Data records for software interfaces
+---+
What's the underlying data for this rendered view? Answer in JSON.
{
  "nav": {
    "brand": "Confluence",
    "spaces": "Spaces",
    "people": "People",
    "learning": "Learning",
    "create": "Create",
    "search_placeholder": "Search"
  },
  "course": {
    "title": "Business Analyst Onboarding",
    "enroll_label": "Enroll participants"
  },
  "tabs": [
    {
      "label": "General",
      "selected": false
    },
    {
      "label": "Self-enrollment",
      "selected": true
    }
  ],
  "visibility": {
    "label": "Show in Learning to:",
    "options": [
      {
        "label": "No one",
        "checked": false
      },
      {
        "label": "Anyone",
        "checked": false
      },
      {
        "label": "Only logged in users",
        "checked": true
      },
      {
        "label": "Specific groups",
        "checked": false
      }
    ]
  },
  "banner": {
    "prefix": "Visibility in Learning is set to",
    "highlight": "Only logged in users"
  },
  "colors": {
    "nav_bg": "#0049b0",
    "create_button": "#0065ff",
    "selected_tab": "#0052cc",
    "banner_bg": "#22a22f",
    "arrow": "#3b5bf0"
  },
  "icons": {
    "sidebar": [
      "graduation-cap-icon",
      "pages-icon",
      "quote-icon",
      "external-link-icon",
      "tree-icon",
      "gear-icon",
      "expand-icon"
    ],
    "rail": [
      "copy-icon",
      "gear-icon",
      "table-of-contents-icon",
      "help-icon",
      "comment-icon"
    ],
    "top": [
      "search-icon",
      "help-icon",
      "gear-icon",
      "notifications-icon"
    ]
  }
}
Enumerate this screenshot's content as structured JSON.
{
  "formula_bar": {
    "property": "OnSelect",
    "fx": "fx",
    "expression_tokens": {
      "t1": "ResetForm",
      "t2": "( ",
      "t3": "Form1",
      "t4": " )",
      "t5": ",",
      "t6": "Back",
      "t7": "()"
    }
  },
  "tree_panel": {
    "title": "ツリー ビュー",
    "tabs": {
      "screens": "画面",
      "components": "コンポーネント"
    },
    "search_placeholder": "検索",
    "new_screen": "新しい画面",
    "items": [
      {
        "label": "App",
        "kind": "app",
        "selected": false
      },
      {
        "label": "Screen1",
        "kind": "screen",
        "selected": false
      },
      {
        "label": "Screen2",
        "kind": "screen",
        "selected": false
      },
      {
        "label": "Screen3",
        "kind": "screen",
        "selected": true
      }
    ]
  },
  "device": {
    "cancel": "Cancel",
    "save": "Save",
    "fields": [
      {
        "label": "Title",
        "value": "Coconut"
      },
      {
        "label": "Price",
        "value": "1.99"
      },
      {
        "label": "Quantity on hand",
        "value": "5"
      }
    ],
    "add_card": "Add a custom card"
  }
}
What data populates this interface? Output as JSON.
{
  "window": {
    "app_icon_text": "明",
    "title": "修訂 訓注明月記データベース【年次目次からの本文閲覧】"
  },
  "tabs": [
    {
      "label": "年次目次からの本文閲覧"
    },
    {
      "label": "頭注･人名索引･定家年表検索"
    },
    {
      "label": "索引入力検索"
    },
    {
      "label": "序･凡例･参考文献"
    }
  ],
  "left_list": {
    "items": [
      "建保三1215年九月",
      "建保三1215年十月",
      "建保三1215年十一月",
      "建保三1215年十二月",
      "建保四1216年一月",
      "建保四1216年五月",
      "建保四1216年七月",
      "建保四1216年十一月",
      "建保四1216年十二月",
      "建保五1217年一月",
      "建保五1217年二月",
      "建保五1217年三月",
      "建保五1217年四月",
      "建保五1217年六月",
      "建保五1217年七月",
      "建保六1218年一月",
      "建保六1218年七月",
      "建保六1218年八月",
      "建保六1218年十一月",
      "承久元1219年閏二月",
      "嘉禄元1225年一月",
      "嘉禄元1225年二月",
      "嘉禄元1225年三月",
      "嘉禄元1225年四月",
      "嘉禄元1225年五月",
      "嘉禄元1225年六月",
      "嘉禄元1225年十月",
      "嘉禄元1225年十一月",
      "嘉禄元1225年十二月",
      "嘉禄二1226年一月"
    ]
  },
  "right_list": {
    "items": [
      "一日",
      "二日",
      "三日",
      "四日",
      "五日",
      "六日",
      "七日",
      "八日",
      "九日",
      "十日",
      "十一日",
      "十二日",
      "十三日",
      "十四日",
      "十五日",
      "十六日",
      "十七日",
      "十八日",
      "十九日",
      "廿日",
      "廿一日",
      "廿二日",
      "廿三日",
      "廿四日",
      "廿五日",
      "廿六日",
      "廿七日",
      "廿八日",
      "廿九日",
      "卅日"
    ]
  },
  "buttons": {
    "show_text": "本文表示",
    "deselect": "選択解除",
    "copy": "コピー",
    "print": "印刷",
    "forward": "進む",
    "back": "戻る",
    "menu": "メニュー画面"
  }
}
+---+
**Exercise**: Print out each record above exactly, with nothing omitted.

**Solution to the problem**:
What's the underlying data for this rendered view? Answer in JSON.
{
  "nav": {
    "brand": "Confluence",
    "spaces": "Spaces",
    "people": "People",
    "learning": "Learning",
    "create": "Create",
    "search_placeholder": "Search"
  },
  "course": {
    "title": "Business Analyst Onboarding",
    "enroll_label": "Enroll participants"
  },
  "tabs": [
    {
      "label": "General",
      "selected": false
    },
    {
      "label": "Self-enrollment",
      "selected": true
    }
  ],
  "visibility": {
    "label": "Show in Learning to:",
    "options": [
      {
        "label": "No one",
        "checked": false
      },
      {
        "label": "Anyone",
        "checked": false
      },
      {
        "label": "Only logged in users",
        "checked": true
      },
      {
        "label": "Specific groups",
        "checked": false
      }
    ]
  },
  "banner": {
    "prefix": "Visibility in Learning is set to",
    "highlight": "Only logged in users"
  },
  "colors": {
    "nav_bg": "#0049b0",
    "create_button": "#0065ff",
    "selected_tab": "#0052cc",
    "banner_bg": "#22a22f",
    "arrow": "#3b5bf0"
  },
  "icons": {
    "sidebar": [
      "graduation-cap-icon",
      "pages-icon",
      "quote-icon",
      "external-link-icon",
      "tree-icon",
      "gear-icon",
      "expand-icon"
    ],
    "rail": [
      "copy-icon",
      "gear-icon",
      "table-of-contents-icon",
      "help-icon",
      "comment-icon"
    ],
    "top": [
      "search-icon",
      "help-icon",
      "gear-icon",
      "notifications-icon"
    ]
  }
}
Enumerate this screenshot's content as structured JSON.
{
  "formula_bar": {
    "property": "OnSelect",
    "fx": "fx",
    "expression_tokens": {
      "t1": "ResetForm",
      "t2": "( ",
      "t3": "Form1",
      "t4": " )",
      "t5": ",",
      "t6": "Back",
      "t7": "()"
    }
  },
  "tree_panel": {
    "title": "ツリー ビュー",
    "tabs": {
      "screens": "画面",
      "components": "コンポーネント"
    },
    "search_placeholder": "検索",
    "new_screen": "新しい画面",
    "items": [
      {
        "label": "App",
        "kind": "app",
        "selected": false
      },
      {
        "label": "Screen1",
        "kind": "screen",
        "selected": false
      },
      {
        "label": "Screen2",
        "kind": "screen",
        "selected": false
      },
      {
        "label": "Screen3",
        "kind": "screen",
        "selected": true
      }
    ]
  },
  "device": {
    "cancel": "Cancel",
    "save": "Save",
    "fields": [
      {
        "label": "Title",
        "value": "Coconut"
      },
      {
        "label": "Price",
        "value": "1.99"
      },
      {
        "label": "Quantity on hand",
        "value": "5"
      }
    ],
    "add_card": "Add a custom card"
  }
}
What data populates this interface? Output as JSON.
{
  "window": {
    "app_icon_text": "明",
    "title": "修訂 訓注明月記データベース【年次目次からの本文閲覧】"
  },
  "tabs": [
    {
      "label": "年次目次からの本文閲覧"
    },
    {
      "label": "頭注･人名索引･定家年表検索"
    },
    {
      "label": "索引入力検索"
    },
    {
      "label": "序･凡例･参考文献"
    }
  ],
  "left_list": {
    "items": [
      "建保三1215年九月",
      "建保三1215年十月",
      "建保三1215年十一月",
      "建保三1215年十二月",
      "建保四1216年一月",
      "建保四1216年五月",
      "建保四1216年七月",
      "建保四1216年十一月",
      "建保四1216年十二月",
      "建保五1217年一月",
      "建保五1217年二月",
      "建保五1217年三月",
      "建保五1217年四月",
      "建保五1217年六月",
      "建保五1217年七月",
      "建保六1218年一月",
      "建保六1218年七月",
      "建保六1218年八月",
      "建保六1218年十一月",
      "承久元1219年閏二月",
      "嘉禄元1225年一月",
      "嘉禄元1225年二月",
      "嘉禄元1225年三月",
      "嘉禄元1225年四月",
      "嘉禄元1225年五月",
      "嘉禄元1225年六月",
      "嘉禄元1225年十月",
      "嘉禄元1225年十一月",
      "嘉禄元1225年十二月",
      "嘉禄二1226年一月"
    ]
  },
  "right_list": {
    "items": [
      "一日",
      "二日",
      "三日",
      "四日",
      "五日",
      "六日",
      "七日",
      "八日",
      "九日",
      "十日",
      "十一日",
      "十二日",
      "十三日",
      "十四日",
      "十五日",
      "十六日",
      "十七日",
      "十八日",
      "十九日",
      "廿日",
      "廿一日",
      "廿二日",
      "廿三日",
      "廿四日",
      "廿五日",
      "廿六日",
      "廿七日",
      "廿八日",
      "廿九日",
      "卅日"
    ]
  },
  "buttons": {
    "show_text": "本文表示",
    "deselect": "選択解除",
    "copy": "コピー",
    "print": "印刷",
    "forward": "進む",
    "back": "戻る",
    "menu": "メニュー画面"
  }
}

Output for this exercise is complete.